Run a function on each element of a list in powershell

Tag: powershell Author: lingyun1696 Date: 2009-07-20

I have a directory full of file pairs. Each pair of files have the same name with the extensions of mp3 and cdg (karaoke files!). I would like to use powershell to get the list of all distinct file names with no extensions

I've gotten as far as:

dir -recurse -filter "*.mp3" | select-object Name | sort

But I can't quite figure out how to pass each Name to [System.IO.Path]::GetFileNameWithoutExtension

how would I do this?

Best Answer

What you're looking for is the for-each (%) filter (not precisely sure if it's a filter or a cmdlet but it has the same usage syntax).

Try the following

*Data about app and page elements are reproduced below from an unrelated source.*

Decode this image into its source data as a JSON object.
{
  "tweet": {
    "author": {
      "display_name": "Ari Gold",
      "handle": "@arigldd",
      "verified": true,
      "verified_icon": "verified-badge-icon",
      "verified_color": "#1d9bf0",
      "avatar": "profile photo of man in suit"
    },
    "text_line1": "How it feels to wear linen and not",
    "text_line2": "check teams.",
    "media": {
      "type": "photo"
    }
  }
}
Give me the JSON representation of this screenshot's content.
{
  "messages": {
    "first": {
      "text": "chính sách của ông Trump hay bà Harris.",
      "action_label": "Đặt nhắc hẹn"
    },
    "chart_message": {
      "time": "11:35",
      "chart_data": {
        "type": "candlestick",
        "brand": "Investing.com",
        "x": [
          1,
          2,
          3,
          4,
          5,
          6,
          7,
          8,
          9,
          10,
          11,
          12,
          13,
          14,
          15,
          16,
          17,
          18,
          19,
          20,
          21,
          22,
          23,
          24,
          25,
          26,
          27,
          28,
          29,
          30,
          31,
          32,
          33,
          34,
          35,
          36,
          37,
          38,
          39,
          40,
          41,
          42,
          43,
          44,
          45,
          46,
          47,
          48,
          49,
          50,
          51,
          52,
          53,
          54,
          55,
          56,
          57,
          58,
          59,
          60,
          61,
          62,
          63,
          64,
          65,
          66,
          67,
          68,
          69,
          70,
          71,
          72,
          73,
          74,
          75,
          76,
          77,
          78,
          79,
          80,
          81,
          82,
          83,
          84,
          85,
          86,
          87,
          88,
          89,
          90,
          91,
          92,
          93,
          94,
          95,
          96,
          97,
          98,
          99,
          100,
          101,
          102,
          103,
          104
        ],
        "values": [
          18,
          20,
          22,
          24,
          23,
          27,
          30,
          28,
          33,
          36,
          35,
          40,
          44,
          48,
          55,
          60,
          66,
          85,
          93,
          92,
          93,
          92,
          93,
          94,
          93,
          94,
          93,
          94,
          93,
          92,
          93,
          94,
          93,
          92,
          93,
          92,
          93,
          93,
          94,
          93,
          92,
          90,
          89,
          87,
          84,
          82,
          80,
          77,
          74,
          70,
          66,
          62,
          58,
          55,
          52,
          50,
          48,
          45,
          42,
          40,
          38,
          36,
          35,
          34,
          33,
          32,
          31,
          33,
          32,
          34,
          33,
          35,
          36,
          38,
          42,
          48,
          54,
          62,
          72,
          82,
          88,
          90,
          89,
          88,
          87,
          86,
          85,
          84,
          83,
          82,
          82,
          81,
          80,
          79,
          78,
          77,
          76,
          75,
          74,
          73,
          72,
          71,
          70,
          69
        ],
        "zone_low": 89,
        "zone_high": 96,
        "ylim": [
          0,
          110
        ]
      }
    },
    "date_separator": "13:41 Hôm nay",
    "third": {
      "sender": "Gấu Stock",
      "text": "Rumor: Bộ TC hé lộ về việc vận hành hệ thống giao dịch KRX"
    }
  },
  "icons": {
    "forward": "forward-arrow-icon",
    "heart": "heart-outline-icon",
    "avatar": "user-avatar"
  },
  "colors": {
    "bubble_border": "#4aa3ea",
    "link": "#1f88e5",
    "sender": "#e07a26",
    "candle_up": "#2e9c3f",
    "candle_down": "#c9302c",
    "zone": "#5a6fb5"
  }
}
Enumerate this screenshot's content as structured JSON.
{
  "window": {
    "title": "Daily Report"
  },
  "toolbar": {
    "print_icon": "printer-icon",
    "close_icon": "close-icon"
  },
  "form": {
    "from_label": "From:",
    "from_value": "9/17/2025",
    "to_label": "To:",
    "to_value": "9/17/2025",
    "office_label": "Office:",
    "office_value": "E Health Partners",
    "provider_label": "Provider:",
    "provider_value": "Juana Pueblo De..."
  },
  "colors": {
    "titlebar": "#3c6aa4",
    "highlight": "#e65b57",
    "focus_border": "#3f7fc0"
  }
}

dir -recurse -filter "*.mp3" | 
  %{ $_.Name } |
  %{ [IO::Path]::GetFileNameWithoutExtension($_) } |
  sort

EDIT Update

I changed my answer from "select-object Name" to "%{ $_.Name}". The former essentially takes the Name property off of the pipeline value and creates a new object with a single property of the specified name with the value on the original object. The latter will process every value in the pipeline and pass the result of executing $_.Name down the pipeline.

comments:

That works but a) it gives me something like: @{Name=Mr Bungle - Backstrokin' - How do I get rid of the @{Name= part? and b) what the heck did I just do?
@George, I updated my answer to get rid of the @Name part. I'll add a response as to why that happens
Awesome, thanks
foreach-object is a function. You can verify this with gcm or simply by observing that % { "begin" } { "processing $_" } { "end" } works as expected.
ForEach-Object is a cmdlet here.

Other Answer1

dir -recurse -filter ".mp3"| select @{name='Name';Expression={[System.IO.Path]::GetFileNameWithoutExtension($.Name)}} | sort

comments:

+1. Many people forget select's "hashtable syntax." Too bad it's so ugly. Would be much nicer to write select @{ Name = {some-expression}, Path = {some-otherexpression} }
Agreed Richard.

Other Answer2

If you hate typing %{$_.foo} all the time like I do, try Get-PropertyValue (alias: gpv) from PSCX.

More musings here for the suitably geeky: http://richardberg.net/blog/?p=55

Other Answer3

Now that PowerShell v2 is RTMd, you can select the BaseName member:

dir -recurse -filter *.mp3 | select BaseName | sort